Tested for all 31 day values and it works perfectly.

2019-10-19 11:40:37

Willy Vanhaelen

Oops ! disregard the 2 previous UDF's. I have been a little hasty and didn't test them enough. Here is one that does the job correctly (still as short):

Function OrdinalDate(D As Date)
Dim Ord As String
Select Case Day(D)
Case 1, 21, 31: Ord = "st "
Case 2, 22: Ord = "nd "
Case 3, 23: Ord = "rd "
Case Else: Ord = "th "
End Select
OrdinalDate = Day(D) & Ord & Format(D, "mmmm")
End Function

2019-10-19 08:44:17

Willy Vanhaelen

Here is an even shorter version:

Function OrdinalDate(D As Date)
Dim Ord As String
Ord = "th "
On Error Resume Next
Ord = Choose(Right(Day(D), 1), "st ", "nd ", "rd ")
OrdinalDate = Day(D) & Ord & Format(D, "mmmm")
End Function

2019-10-19 08:27:58

Willy Vanhaelen

The macro in this tip can be drastically shortened. Here is my simplified version:

Function OrdinalDate(D As Date)
Dim Ord As String
Select Case Right(Day(D), 1)
Case 1: Ord = "st "
Case 2: Ord = "nd "
Case 3: Ord = "rd "
Case Else: Ord = "th "
End Select
OrdinalDate = Day(D) & Ord & Format(D, "mmmm")
End Function

2017-02-24 09:11:22

Ell

This gives the American date version, how do I change this to the other way around?

##### This Site

Got a version of Excel that uses the menu interface (Excel 97, Excel 2000, Excel 2002, or Excel 2003)? This site is for you!
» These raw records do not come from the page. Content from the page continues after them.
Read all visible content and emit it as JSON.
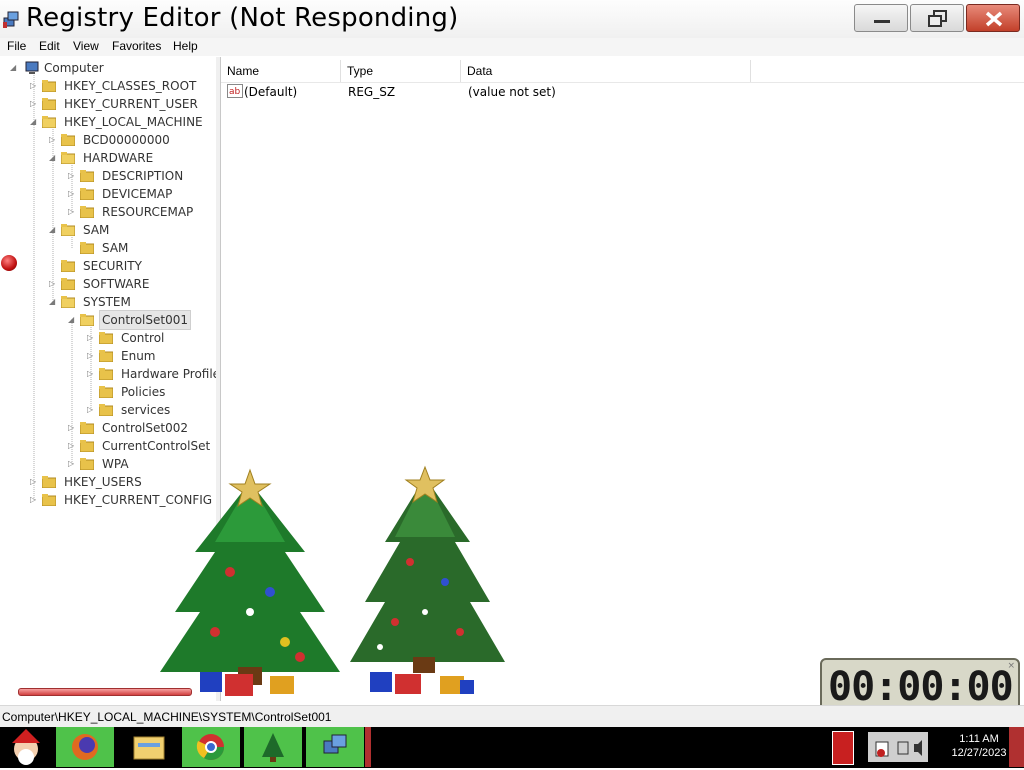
{
  "window": {
    "title": "Registry Editor (Not Responding)"
  },
  "menu": [
    "File",
    "Edit",
    "View",
    "Favorites",
    "Help"
  ],
  "tree": [
    {
      "label": "Computer"
    },
    {
      "label": "HKEY_CLASSES_ROOT"
    },
    {
      "label": "HKEY_CURRENT_USER"
    },
    {
      "label": "HKEY_LOCAL_MACHINE"
    },
    {
      "label": "BCD00000000"
    },
    {
      "label": "HARDWARE"
    },
    {
      "label": "DESCRIPTION"
    },
    {
      "label": "DEVICEMAP"
    },
    {
      "label": "RESOURCEMAP"
    },
    {
      "label": "SAM"
    },
    {
      "label": "SAM"
    },
    {
      "label": "SECURITY"
    },
    {
      "label": "SOFTWARE"
    },
    {
      "label": "SYSTEM"
    },
    {
      "label": "ControlSet001"
    },
    {
      "label": "Control"
    },
    {
      "label": "Enum"
    },
    {
      "label": "Hardware Profiles"
    },
    {
      "label": "Policies"
    },
    {
      "label": "services"
    },
    {
      "label": "ControlSet002"
    },
    {
      "label": "CurrentControlSet"
    },
    {
      "label": "WPA"
    },
    {
      "label": "HKEY_USERS"
    },
    {
      "label": "HKEY_CURRENT_CONFIG"
    }
  ],
  "list": {
    "headers": [
      "Name",
      "Type",
      "Data"
    ],
    "rows": [
      {
        "name": "(Default)",
        "type": "REG_SZ",
        "data": "(value not set)"
      }
    ]
  },
  "status": {
    "path": "Computer\\HKEY_LOCAL_MACHINE\\SYSTEM\\ControlSet001"
  },
  "timer": {
    "display": "00:00:00"
  },
  "taskbar": {
    "items": [
      "santa-icon",
      "firefox-icon",
      "file-explorer-icon",
      "chrome-icon",
      "christmas-tree-app-icon",
      "registry-editor-icon"
    ],
    "clock_time": "1:11 AM",
    "clock_date": "12/27/2023"
  },
  "colors": {
    "taskbar_button_green": "#4fc24a",
    "close_red": "#c2402a"
  }
}
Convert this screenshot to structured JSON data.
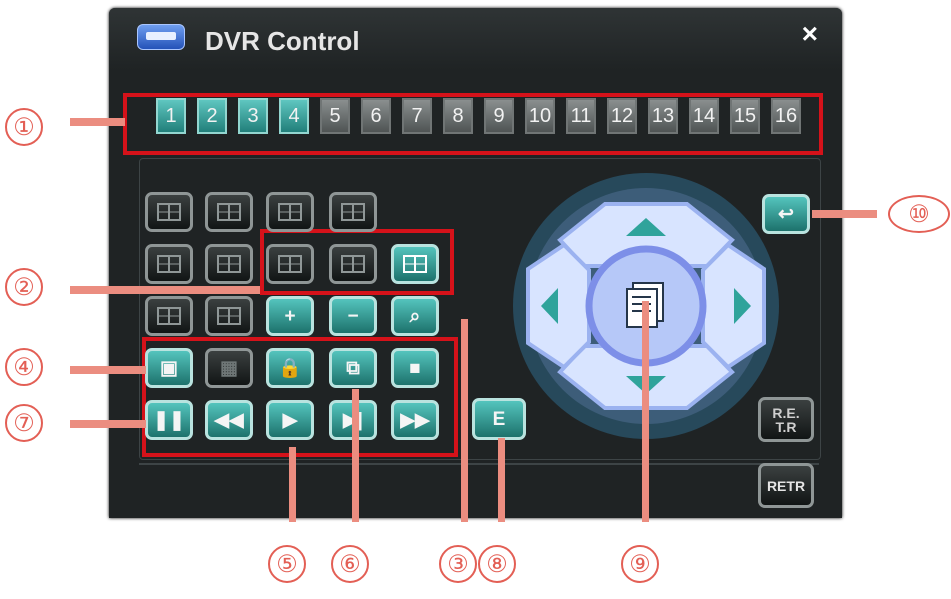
{
  "window": {
    "title": "DVR Control",
    "close_label": "×"
  },
  "channels": [
    {
      "label": "1",
      "active": true
    },
    {
      "label": "2",
      "active": true
    },
    {
      "label": "3",
      "active": true
    },
    {
      "label": "4",
      "active": true
    },
    {
      "label": "5",
      "active": false
    },
    {
      "label": "6",
      "active": false
    },
    {
      "label": "7",
      "active": false
    },
    {
      "label": "8",
      "active": false
    },
    {
      "label": "9",
      "active": false
    },
    {
      "label": "10",
      "active": false
    },
    {
      "label": "11",
      "active": false
    },
    {
      "label": "12",
      "active": false
    },
    {
      "label": "13",
      "active": false
    },
    {
      "label": "14",
      "active": false
    },
    {
      "label": "15",
      "active": false
    },
    {
      "label": "16",
      "active": false
    }
  ],
  "buttons": {
    "zoom_in": "+",
    "zoom_out": "−",
    "enter": "E",
    "rew": "◀◀",
    "pause": "❚❚",
    "play": "▶",
    "step": "▶|",
    "ffwd": "▶▶",
    "return": "↩",
    "ret_label": "R.E.\nT.R",
    "retr_label": "RETR"
  },
  "callouts": {
    "n1": "①",
    "n2": "②",
    "n3": "③",
    "n4": "④",
    "n5": "⑤",
    "n6": "⑥",
    "n7": "⑦",
    "n8": "⑧",
    "n9": "⑨",
    "n10": "⑩"
  },
  "colors": {
    "accent_teal": "#2fa39b",
    "highlight_red": "#d5121a",
    "callout": "#e35f55"
  }
}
If you use a later version of Excel, visit our ExcelTips site focusing on the ribbon interface.